A racially mixed crowd of about 200 demonstrators gathered in front of the Venice, California, home of Ronald Weekley Jr., 20, who was taken into custody by Los Angeles Police Department officers on Saturday in front of a group of angry bystanders.
Part of the confrontation was captured on a cell phone video by an onlooker. The clip, which has been broadcast on television and the Internet, shows Weekley sprawled face down on a patch of grass outside his apartment as four officers pin him to the ground and one punches him in the face.
Weekley, a student at Xavier University in Louisiana, said he was grabbed by the hair and punched repeatedly by an officer while handcuffed. Weekley said he suffered a broken nose and cheekbone and has been restricted to a liquid diet since then.
“I thought I was going to die,” Weekley told Reuters during the protest on Wednesday. “The only thing going through my mind was that I was going to die on my front porch in front of my family and friends.”

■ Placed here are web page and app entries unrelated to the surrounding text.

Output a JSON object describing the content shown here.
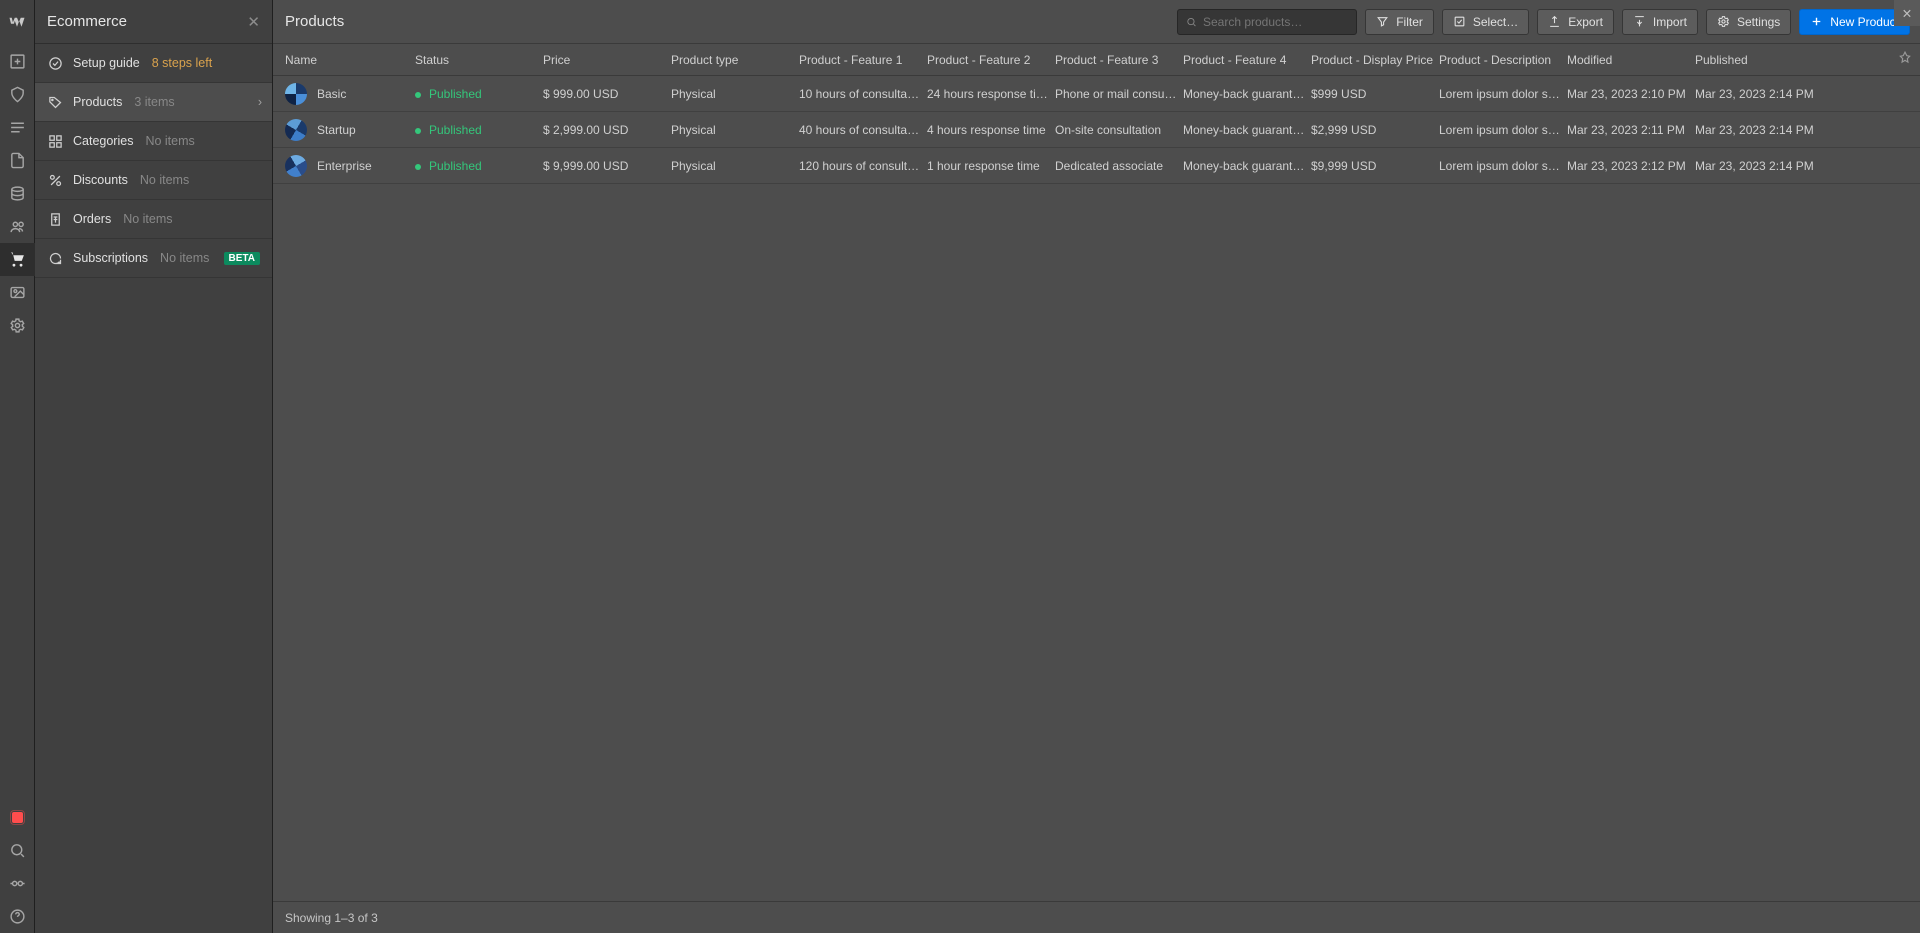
{
  "rail": {
    "items_top": [
      "add",
      "cube",
      "cms",
      "page",
      "collections",
      "users",
      "cart",
      "assets",
      "settings"
    ],
    "items_bottom": [
      "video",
      "search",
      "audit",
      "help"
    ]
  },
  "sidebar": {
    "title": "Ecommerce",
    "items": [
      {
        "icon": "check-circle",
        "label": "Setup guide",
        "meta": "8 steps left",
        "meta_class": "orange"
      },
      {
        "icon": "tag",
        "label": "Products",
        "meta": "3 items",
        "active": true,
        "chevron": true
      },
      {
        "icon": "grid",
        "label": "Categories",
        "meta": "No items"
      },
      {
        "icon": "percent",
        "label": "Discounts",
        "meta": "No items"
      },
      {
        "icon": "receipt",
        "label": "Orders",
        "meta": "No items"
      },
      {
        "icon": "refresh",
        "label": "Subscriptions",
        "meta": "No items",
        "badge": "BETA"
      }
    ]
  },
  "header": {
    "title": "Products",
    "search_placeholder": "Search products…",
    "buttons": {
      "filter": "Filter",
      "select": "Select…",
      "export": "Export",
      "import": "Import",
      "settings": "Settings",
      "new": "New Product"
    }
  },
  "columns": [
    "Name",
    "Status",
    "Price",
    "Product type",
    "Product - Feature 1",
    "Product - Feature 2",
    "Product - Feature 3",
    "Product - Feature 4",
    "Product - Display Price",
    "Product - Description",
    "Modified",
    "Published"
  ],
  "rows": [
    {
      "name": "Basic",
      "status": "Published",
      "price": "$ 999.00 USD",
      "type": "Physical",
      "f1": "10 hours of consultati…",
      "f2": "24 hours response ti…",
      "f3": "Phone or mail consult…",
      "f4": "Money-back guarantee",
      "dp": "$999 USD",
      "desc": "Lorem ipsum dolor sit…",
      "mod": "Mar 23, 2023 2:10 PM",
      "pub": "Mar 23, 2023 2:14 PM",
      "avatar": "a1"
    },
    {
      "name": "Startup",
      "status": "Published",
      "price": "$ 2,999.00 USD",
      "type": "Physical",
      "f1": "40 hours of consultat…",
      "f2": "4 hours response time",
      "f3": "On-site consultation",
      "f4": "Money-back guarantee",
      "dp": "$2,999 USD",
      "desc": "Lorem ipsum dolor sit…",
      "mod": "Mar 23, 2023 2:11 PM",
      "pub": "Mar 23, 2023 2:14 PM",
      "avatar": "a2"
    },
    {
      "name": "Enterprise",
      "status": "Published",
      "price": "$ 9,999.00 USD",
      "type": "Physical",
      "f1": "120 hours of consulta…",
      "f2": "1 hour response time",
      "f3": "Dedicated associate",
      "f4": "Money-back guarantee",
      "dp": "$9,999 USD",
      "desc": "Lorem ipsum dolor sit…",
      "mod": "Mar 23, 2023 2:12 PM",
      "pub": "Mar 23, 2023 2:14 PM",
      "avatar": "a3"
    }
  ],
  "footer": {
    "showing": "Showing 1–3 of 3"
  }
}
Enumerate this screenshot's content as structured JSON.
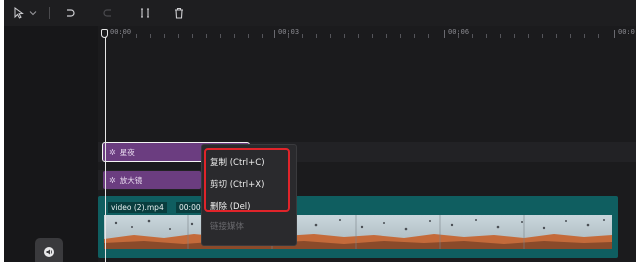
{
  "toolbar": {
    "icons": [
      "select-cursor-icon",
      "chevron-down-icon",
      "undo-icon",
      "redo-icon",
      "split-icon",
      "delete-icon"
    ]
  },
  "ruler": {
    "labels": [
      "00:00",
      "00:03",
      "00:06",
      "00:0"
    ]
  },
  "tracks": {
    "effect1_label": "星夜",
    "effect2_label": "放大镜",
    "video_label": "video (2).mp4",
    "video_time": "00:00"
  },
  "context_menu": {
    "copy": "复制 (Ctrl+C)",
    "cut": "剪切 (Ctrl+X)",
    "delete": "删除 (Del)",
    "link_media": "链接媒体"
  },
  "colors": {
    "background": "#1b1b1d",
    "effect_clip": "#6b3d80",
    "video_clip": "#0f5e60",
    "highlight": "#e0242a"
  }
}
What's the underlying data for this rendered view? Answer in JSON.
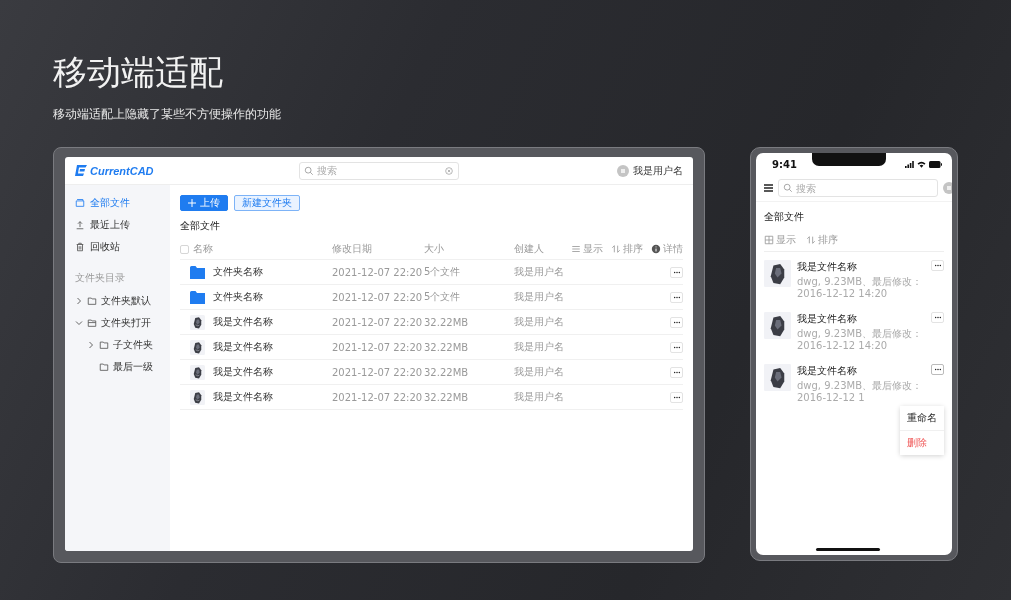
{
  "title": "移动端适配",
  "subtitle": "移动端适配上隐藏了某些不方便操作的功能",
  "desktop": {
    "logo": "CurrentCAD",
    "search": {
      "placeholder": "搜索"
    },
    "user": "我是用户名",
    "sidebar": {
      "items": [
        {
          "label": "全部文件",
          "selected": true
        },
        {
          "label": "最近上传",
          "selected": false
        },
        {
          "label": "回收站",
          "selected": false
        }
      ],
      "tree_title": "文件夹目录",
      "tree": [
        {
          "label": "文件夹默认",
          "expanded": false
        },
        {
          "label": "文件夹打开",
          "expanded": true,
          "children": [
            {
              "label": "子文件夹",
              "expanded": false
            },
            {
              "label": "最后一级"
            }
          ]
        }
      ]
    },
    "buttons": [
      {
        "label": "上传",
        "kind": "primary"
      },
      {
        "label": "新建文件夹",
        "kind": "secondary"
      }
    ],
    "breadcrumb": "全部文件",
    "table": {
      "select_all": {
        "checked": false
      },
      "columns": [
        "名称",
        "修改日期",
        "大小",
        "创建人"
      ],
      "tools": [
        {
          "label": "显示"
        },
        {
          "label": "排序"
        },
        {
          "label": "详情"
        }
      ],
      "rows": [
        {
          "kind": "folder",
          "name": "文件夹名称",
          "date": "2021-12-07 22:20",
          "size": "5个文件",
          "creator": "我是用户名"
        },
        {
          "kind": "folder",
          "name": "文件夹名称",
          "date": "2021-12-07 22:20",
          "size": "5个文件",
          "creator": "我是用户名"
        },
        {
          "kind": "file",
          "name": "我是文件名称",
          "date": "2021-12-07 22:20",
          "size": "32.22MB",
          "creator": "我是用户名"
        },
        {
          "kind": "file",
          "name": "我是文件名称",
          "date": "2021-12-07 22:20",
          "size": "32.22MB",
          "creator": "我是用户名"
        },
        {
          "kind": "file",
          "name": "我是文件名称",
          "date": "2021-12-07 22:20",
          "size": "32.22MB",
          "creator": "我是用户名"
        },
        {
          "kind": "file",
          "name": "我是文件名称",
          "date": "2021-12-07 22:20",
          "size": "32.22MB",
          "creator": "我是用户名"
        }
      ]
    }
  },
  "mobile": {
    "time": "9:41",
    "search": {
      "placeholder": "搜索"
    },
    "breadcrumb": "全部文件",
    "tools": [
      {
        "label": "显示"
      },
      {
        "label": "排序"
      }
    ],
    "files": [
      {
        "name": "我是文件名称",
        "meta": "dwg, 9.23MB、最后修改：2016-12-12 14:20",
        "menu_open": false
      },
      {
        "name": "我是文件名称",
        "meta": "dwg, 9.23MB、最后修改：2016-12-12 14:20",
        "menu_open": false
      },
      {
        "name": "我是文件名称",
        "meta": "dwg, 9.23MB、最后修改：2016-12-12 1",
        "menu_open": true
      }
    ],
    "menu": [
      {
        "label": "重命名",
        "kind": "normal"
      },
      {
        "label": "删除",
        "kind": "danger"
      }
    ]
  }
}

Weekley’s family has retained civil rights attorney Benjamin Crump, who represented the family of black Florida teenager Trayvon Martin, who was shot to death by a neighborhood watch volunteer earlier this year.
The boisterous but peaceful demonstrators, many of whom live in Weekley’s middle-class neighborhood, chanted, “Justice now!” while some carried signs with such slogans as “Enough is enough” and “We demand peace from our police.”
Weekley’s father, Ronald Weekley Sr., said the family was demanding that the charges against his son be dropped and that officers involved in the incident “to be identified and held accountable publicly and professionally.”
LAPD spokeswoman Karen Rayner said police officers tried to stop Weekley for illegally skateboarding in the street against traffic, and “he was subsequently arrested and booked for obstructing (and) resisting a police officer with force.”
She said he also had three outstanding warrants against him, which Weekley’s father said he believed related to curfew and bicycle-riding violations and driving without a license. She declined to give any further details of Weekley’s encounter with police or what led to his arrest.
“As with all such use-of-force incidents, it will be investigated and reviewed at the highest levels of the department,” Rayner said.
Writing by Steve Gorman; Editing by Dan Whitcomb and Paul Simao